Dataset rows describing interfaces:
* * * * * * *
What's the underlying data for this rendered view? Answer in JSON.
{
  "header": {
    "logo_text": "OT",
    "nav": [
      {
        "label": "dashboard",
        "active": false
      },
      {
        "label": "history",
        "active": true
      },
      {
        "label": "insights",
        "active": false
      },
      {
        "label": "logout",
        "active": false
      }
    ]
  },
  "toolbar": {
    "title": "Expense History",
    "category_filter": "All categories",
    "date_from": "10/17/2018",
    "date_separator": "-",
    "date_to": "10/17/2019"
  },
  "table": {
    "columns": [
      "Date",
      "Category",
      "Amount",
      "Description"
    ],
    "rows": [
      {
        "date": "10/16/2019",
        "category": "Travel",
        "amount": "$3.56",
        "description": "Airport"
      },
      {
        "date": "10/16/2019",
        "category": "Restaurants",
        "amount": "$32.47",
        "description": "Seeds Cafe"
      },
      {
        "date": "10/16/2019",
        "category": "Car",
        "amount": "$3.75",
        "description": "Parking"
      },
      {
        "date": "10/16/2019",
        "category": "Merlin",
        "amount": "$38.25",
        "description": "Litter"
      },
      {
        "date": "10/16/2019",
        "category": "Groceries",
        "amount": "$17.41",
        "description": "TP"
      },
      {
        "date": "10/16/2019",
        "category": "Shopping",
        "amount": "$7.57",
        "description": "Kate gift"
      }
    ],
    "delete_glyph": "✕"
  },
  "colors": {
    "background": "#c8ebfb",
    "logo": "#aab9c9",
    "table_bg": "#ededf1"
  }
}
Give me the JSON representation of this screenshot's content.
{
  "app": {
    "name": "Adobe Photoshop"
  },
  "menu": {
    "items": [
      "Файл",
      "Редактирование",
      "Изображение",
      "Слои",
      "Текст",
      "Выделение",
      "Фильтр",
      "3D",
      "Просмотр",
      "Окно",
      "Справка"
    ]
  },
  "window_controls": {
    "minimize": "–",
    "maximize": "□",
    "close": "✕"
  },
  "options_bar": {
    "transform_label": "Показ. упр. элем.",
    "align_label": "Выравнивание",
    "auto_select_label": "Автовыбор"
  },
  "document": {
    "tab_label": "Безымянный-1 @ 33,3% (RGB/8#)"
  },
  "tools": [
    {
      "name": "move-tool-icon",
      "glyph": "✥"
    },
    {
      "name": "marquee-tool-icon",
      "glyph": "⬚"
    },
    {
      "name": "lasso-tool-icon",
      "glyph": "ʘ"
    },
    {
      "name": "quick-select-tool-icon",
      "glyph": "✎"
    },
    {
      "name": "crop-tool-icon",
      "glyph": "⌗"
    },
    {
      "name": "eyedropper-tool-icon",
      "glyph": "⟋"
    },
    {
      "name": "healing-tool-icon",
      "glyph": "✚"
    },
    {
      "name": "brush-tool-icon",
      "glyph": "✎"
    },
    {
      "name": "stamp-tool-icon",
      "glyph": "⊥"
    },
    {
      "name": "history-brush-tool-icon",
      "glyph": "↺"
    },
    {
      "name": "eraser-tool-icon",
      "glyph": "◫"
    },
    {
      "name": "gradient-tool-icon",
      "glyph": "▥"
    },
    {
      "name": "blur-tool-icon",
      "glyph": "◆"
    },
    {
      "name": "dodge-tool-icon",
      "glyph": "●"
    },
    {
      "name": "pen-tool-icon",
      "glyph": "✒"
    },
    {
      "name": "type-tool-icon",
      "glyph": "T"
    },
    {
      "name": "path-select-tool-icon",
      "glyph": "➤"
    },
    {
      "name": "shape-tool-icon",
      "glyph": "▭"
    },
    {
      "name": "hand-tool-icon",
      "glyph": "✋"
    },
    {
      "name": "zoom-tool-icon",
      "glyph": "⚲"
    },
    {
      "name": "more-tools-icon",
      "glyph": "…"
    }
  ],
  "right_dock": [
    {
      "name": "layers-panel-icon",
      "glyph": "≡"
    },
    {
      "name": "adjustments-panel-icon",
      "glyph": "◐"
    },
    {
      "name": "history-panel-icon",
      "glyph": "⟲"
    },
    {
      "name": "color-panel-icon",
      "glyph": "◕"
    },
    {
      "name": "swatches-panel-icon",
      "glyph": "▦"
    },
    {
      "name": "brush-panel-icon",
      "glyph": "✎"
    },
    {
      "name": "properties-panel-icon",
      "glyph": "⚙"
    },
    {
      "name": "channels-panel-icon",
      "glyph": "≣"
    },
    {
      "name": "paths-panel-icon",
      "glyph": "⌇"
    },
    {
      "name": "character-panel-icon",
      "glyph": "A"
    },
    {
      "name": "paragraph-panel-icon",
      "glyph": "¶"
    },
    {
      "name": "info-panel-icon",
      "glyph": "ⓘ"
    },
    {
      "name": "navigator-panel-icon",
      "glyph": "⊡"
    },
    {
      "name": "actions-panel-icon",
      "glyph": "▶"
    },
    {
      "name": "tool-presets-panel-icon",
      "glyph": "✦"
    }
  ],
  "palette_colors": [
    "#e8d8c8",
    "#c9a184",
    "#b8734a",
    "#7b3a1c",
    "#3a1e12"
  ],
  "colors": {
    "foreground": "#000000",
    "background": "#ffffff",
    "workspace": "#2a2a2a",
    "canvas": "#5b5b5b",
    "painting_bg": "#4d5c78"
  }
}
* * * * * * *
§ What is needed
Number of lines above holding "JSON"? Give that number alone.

§ Exercise response
2